Canada 2014 in Review: Hollywood Production Rebounds, Cable Unbundling Starts
Canadian film shined in competition in Cannes as the country's pubcaster was rocked by a sex scandal
2014 was a year when Hollywood film and TV production locally made a comeback, the CBC got crushed by a sex scandal after already being damaged by escalating job and programming cuts, and U.S. programming suppliers took fright as Canada moved headlong toward cable unbundling.
Collapse of Canadian Dollar Draws Los Angeles Producers North

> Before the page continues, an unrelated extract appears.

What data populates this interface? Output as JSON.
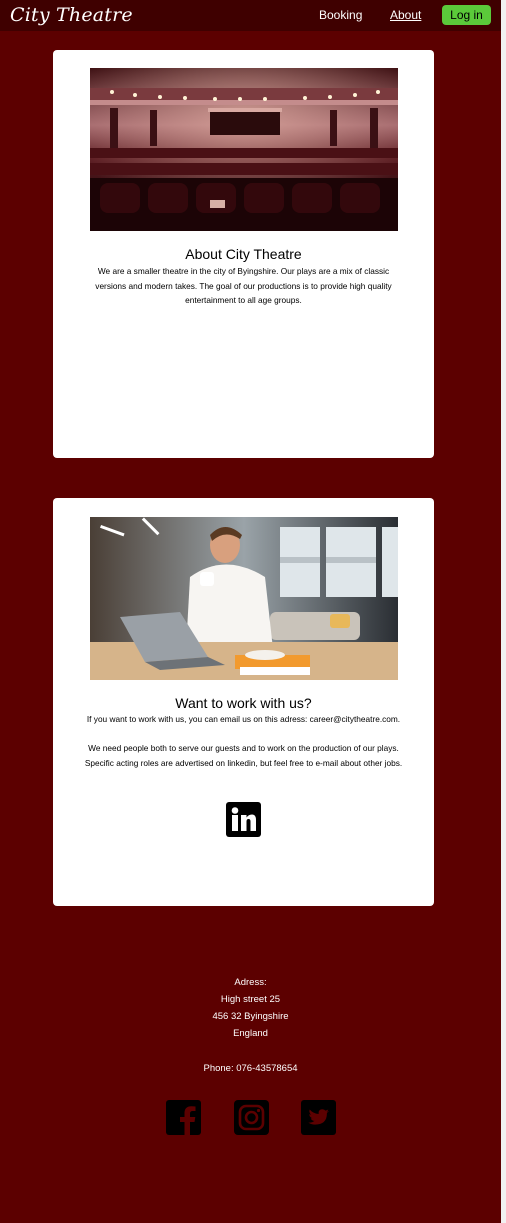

The sudden collapse of the value of the Canadian dollar against the American greenback in 2014 steered Los Angeles producers to Toronto and Vancouver for extra budgetary savings while making movies and TV shows.
Guillermo del Toro directed his haunted house movie Crimson Peak and the FX show The Strain in Toronto, while also doing preproduction on Pacific Rim 2, which will shoot at Pinewood Toronto Studios in 2015. And Vancouver has a busy 2015 in view, with Star Trek 3 to shoot mainly in the west coast production hub.
Vancouver is also to host production on Steven Spielberg's The BFG and Uncharted, Sony’s adaptation of the video game Uncharted: Drake’s Fortune.
Canada Calls for Cable Unbundling by Carriers
The past year saw Ottawa set in motion plans to compel cable and satellite TV providers to allow subscribers to pick-and-pay for TV channels they want to view.
During regulatory hearings, U.S. suppliers warned they may pull popular American primetime series from the Canadian airwaves, or distribute the shows via digital portals, to stop any cable unbundling precedents spilling over into the U.S. market. All of which could see Canadian TV viewers fuming in 2015 over not being able to see their favorite American shows.
CBC Beset by Sex Scandal, Faces Death Spiral in Digital Age
2014 will be seen as the year the CBC was rocked by a sex scandal.
Former radio host Jian Ghomeshi was fired by the embattled pubcaster after allegations of sexual abuse by a former lover. Within days, Toronto police began investigating Ghomeshi after nine women approached Canadian media outlets with more allegations of sexual assault and sexual abuse.
The disgraced media star ended the year facing four criminal charges of sexual assault and one count of choking. Meanwhile, the CBC continued slashing jobs and programming to balance its books amid sharply less government funding and the loss of NHL game revenue.
Battle-Ready Canadian SVODS Fight Back Against Netflix Canada
Canadian TV was overshadowed in 2014 as major broadcasters launched subscription streaming services to compete against Netflix Canada.
Rogers Media and Shaw Media, backed by super content deals from major Hollywood studios, first launched Shomi. Then rival Bell Media acquired a giant HBO programming library before launching CraveTV to stop cable subscribers migrating to Netflix Canada.
The U.S. video streaming giant launched here in late 2010 and dominates the local SVOD space with 4 million subscribers.
Hollywood Bristles as Toronto Film Festival Unveils Anti-Telluride Premiere Policy
The major studios in 2014 faced later screening dates at the Toronto Film Festival as the Canadian festival insisted on world premieres only for its opening weekend to defend its reputation against Telluride as the official awards season launchpad.
Some films, like Alejandro G. Inarritu’s Birdman, skipped Toronto altogether. Fest organizers in Toronto are betting Hollywood will eventually embrace a stretched-out film schedule in 2015.
That's especially after Toronto's top 2014 audience winner, Morten Tyldum's Benedict Cumberbatch-starrer The Imitation Game, screened in the Canadian festival's second half after debuting in Telluride.
Canadian Film Rides Critical Wave in Cannes
In a standout year for its homegrown movies, Canada had three films by David Cronenberg, Atom Egoyan and Xavier Dolan compete for the Palme d'Or at Cannes.
In the end, Dolan's Mommy shared Cannes' Jury Prize with veteran Jean-Luc Godard, and Julianne Moore won the best actress prize in Cannes for her star turn in Cronenberg's Maps to the Stars. On the downside, Egoyan's The Captive endured a disastrous critical reception in Cannes.
Canadian film also saw Quebec directors like Jean-Marc Vallee, Denis Villeneuve and Philippe Falardeau in 2014 bring their idiosyncratic visions to helming major studio and U.S. indie titles, and possibly Oscar-season contenders.